It is no wonder, then, that Aquarion plans simply to absorb into its Connecticut and Massachusetts utilities the NESC subsidiaries it so desires, while leaving Abenaki as a freestanding and struggling company that will not be absorbed into Aquarion Water Company of New Hampshire, which already serves 9,600 customers in New Hampshire.

Aquarion is promising its prospective Abenaki customers precisely nothing in exchange for the right to buy out their utility – not better service, not rate relief, just a lot of puffery about a “relentless commitment to excellence.”  Abenaki is likewise promising precisely nothing – it is simply plowing ahead with its rate case while its shareholders prepare to pocket that $23.77 million acquisition premium.

In these circumstances, you might expect exacting and skeptical regulatory scrutiny.  A legal battle is brewing over that very question.  But it’s not the PUC’s fault.  Thank the Legislature.

Back in 1999, at the behest of the then-consolidating but still regulated telephone industry, the General Court adopted a statute (RSA 369:8, for those keeping score) instructing the PUC to rubber-stamp utility mergers if the parties the transaction can show “no adverse impacts” from the transaction.

In my view, RSA 369:8 was intended to cover situations in which one utility conglomerate sells itself to another such company, effectively just swapping one group of shareholders for another on terms acceptable to both the new and the old owners with no discernable changes for New Hampshire customers.  That, for example, is how Eversource obtained swift approval of its 2017 acquisition of Aquarion from an ownership group associated with a big investment bank in Australia.

But should this statute, drafted by lobbyists for Verizon before it was allowed to pull out of landline telephone service in our state more than a decade ago, become a vehicle for letting New England Service Company skedaddle, pile of cash in hand, after its ill-fated eight years in New Hampshire, leaving people like the struggling residents of Tioga drive with ridiculously expensive brown water?  And should the new owners at Aquarion and its parent company Eversource not be required to promise anything to Abenaki’s customers here in New Hampshire, so they can shore up their water empire in Connecticut in Massachusetts?

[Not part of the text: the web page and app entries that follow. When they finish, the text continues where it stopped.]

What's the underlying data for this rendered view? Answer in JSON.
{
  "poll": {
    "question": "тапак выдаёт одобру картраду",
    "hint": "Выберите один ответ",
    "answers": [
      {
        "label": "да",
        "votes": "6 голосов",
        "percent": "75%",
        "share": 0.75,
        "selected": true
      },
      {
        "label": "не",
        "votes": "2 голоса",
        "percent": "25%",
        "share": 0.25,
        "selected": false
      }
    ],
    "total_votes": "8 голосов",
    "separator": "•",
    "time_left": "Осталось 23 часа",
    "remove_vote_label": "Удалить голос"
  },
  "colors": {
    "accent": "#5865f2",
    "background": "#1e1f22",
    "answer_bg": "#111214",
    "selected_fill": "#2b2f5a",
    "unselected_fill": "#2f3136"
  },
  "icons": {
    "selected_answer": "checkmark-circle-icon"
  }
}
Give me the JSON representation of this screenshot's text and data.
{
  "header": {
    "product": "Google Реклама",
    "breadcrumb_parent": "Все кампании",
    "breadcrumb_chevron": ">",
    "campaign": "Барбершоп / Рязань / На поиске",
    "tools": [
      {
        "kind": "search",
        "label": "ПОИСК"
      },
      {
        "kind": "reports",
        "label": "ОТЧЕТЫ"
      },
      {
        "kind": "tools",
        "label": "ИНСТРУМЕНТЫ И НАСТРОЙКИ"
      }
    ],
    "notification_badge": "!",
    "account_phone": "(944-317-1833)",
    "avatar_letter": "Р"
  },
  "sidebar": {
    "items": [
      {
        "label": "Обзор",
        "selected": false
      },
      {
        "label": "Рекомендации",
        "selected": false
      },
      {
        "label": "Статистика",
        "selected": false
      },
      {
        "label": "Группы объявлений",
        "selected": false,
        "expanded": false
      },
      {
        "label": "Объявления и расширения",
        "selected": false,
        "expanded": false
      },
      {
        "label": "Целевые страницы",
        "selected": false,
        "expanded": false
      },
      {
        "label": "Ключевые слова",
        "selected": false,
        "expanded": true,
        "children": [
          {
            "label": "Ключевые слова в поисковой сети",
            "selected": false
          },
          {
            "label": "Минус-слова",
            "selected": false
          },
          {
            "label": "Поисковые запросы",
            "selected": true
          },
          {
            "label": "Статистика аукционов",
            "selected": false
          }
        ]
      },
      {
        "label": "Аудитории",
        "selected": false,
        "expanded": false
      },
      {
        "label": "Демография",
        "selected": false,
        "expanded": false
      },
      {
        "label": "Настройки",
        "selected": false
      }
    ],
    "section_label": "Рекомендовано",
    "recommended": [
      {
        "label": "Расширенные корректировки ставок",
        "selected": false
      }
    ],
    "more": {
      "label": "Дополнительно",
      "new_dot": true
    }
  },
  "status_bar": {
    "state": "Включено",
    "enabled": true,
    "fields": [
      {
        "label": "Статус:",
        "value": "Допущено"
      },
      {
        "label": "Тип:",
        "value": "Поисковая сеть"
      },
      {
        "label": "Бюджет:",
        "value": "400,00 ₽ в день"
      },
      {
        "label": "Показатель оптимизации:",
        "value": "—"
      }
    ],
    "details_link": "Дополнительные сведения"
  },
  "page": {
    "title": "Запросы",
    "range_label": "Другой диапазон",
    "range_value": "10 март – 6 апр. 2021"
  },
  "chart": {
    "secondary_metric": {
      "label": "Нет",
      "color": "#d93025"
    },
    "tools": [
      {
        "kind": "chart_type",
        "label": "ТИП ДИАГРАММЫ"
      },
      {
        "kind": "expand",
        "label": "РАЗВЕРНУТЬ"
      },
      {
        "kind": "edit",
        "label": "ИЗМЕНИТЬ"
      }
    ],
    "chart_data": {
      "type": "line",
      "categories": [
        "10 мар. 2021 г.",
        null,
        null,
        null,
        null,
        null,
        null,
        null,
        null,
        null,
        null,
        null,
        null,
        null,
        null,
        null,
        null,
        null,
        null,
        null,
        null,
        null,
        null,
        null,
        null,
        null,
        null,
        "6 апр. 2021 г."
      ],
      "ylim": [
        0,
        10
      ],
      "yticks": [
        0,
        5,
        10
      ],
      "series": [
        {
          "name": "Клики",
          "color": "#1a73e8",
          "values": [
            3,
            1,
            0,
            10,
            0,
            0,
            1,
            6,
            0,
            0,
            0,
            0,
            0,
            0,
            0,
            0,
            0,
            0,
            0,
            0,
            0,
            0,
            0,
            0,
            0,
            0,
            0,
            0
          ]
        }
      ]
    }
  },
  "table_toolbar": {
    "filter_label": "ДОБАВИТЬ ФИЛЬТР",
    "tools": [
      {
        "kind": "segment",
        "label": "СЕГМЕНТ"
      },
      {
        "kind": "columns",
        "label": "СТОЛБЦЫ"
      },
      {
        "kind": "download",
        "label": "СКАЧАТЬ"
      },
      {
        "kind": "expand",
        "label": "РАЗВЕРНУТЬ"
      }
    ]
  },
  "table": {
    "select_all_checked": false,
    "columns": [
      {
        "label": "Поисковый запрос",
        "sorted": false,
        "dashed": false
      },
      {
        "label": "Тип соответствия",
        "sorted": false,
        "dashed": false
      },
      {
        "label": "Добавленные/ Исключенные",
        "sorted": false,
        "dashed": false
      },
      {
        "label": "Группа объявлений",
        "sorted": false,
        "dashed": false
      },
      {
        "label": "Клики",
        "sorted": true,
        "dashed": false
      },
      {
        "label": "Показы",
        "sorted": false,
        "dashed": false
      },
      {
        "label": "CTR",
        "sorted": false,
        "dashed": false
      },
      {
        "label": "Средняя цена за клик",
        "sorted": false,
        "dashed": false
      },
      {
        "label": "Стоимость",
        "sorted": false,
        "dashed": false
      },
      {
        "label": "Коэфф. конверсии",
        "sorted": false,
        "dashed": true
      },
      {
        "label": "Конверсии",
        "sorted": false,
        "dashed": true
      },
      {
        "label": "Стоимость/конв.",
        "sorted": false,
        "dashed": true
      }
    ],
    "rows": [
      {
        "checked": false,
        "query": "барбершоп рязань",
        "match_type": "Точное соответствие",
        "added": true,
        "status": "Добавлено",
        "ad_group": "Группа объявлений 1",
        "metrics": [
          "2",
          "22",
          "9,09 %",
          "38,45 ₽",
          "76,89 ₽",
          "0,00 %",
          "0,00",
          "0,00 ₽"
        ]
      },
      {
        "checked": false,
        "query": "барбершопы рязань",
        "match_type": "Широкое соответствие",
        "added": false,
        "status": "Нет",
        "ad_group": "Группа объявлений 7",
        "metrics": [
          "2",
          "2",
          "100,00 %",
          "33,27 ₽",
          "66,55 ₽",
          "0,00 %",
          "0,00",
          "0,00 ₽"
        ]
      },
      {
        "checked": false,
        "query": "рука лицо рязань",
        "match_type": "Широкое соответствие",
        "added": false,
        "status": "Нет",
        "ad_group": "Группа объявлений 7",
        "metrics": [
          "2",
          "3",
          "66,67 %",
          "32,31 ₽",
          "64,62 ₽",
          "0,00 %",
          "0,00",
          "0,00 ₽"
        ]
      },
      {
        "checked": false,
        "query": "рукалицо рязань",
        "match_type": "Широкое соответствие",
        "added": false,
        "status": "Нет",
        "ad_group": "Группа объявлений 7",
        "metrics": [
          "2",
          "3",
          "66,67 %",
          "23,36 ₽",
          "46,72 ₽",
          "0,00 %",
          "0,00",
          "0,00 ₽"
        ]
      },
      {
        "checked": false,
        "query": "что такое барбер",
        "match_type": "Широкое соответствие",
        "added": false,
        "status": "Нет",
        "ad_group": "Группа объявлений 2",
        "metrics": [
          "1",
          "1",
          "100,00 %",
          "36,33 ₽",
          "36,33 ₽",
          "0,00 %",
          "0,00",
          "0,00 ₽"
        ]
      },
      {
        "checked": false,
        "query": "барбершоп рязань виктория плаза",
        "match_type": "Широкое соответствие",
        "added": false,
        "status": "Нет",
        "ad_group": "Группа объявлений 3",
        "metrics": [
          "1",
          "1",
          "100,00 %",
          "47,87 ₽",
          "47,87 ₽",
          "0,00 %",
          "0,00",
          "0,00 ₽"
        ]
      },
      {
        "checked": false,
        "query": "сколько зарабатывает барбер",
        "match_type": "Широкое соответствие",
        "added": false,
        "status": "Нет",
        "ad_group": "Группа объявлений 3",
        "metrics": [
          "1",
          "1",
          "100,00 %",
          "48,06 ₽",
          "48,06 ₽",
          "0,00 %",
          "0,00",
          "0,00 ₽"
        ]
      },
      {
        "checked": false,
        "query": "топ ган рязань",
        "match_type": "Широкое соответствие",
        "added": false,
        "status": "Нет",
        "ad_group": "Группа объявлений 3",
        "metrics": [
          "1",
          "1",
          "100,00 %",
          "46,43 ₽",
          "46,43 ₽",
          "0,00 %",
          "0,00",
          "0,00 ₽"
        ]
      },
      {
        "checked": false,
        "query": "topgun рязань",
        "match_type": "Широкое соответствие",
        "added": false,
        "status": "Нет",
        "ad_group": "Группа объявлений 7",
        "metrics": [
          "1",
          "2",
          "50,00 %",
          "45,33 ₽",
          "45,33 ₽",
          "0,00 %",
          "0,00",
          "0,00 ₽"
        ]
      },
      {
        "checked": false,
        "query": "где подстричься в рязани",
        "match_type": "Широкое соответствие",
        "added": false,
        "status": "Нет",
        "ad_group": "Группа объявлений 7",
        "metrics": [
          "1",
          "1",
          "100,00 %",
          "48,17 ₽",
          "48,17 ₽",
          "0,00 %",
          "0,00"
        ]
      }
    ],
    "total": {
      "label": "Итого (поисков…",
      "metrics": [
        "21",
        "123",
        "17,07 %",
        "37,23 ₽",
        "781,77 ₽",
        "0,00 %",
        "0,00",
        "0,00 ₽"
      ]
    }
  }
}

We will soon find out.

Update:  Within hours of the publication of this column, the PUC issued its order in the docket opened to consider the complaint of the Mount Washington Hotel against Abenaki Water Company.  The Commission found in the hotel’s favor and ordered the utility to pony up the cost of the repairs.

Comments are closed.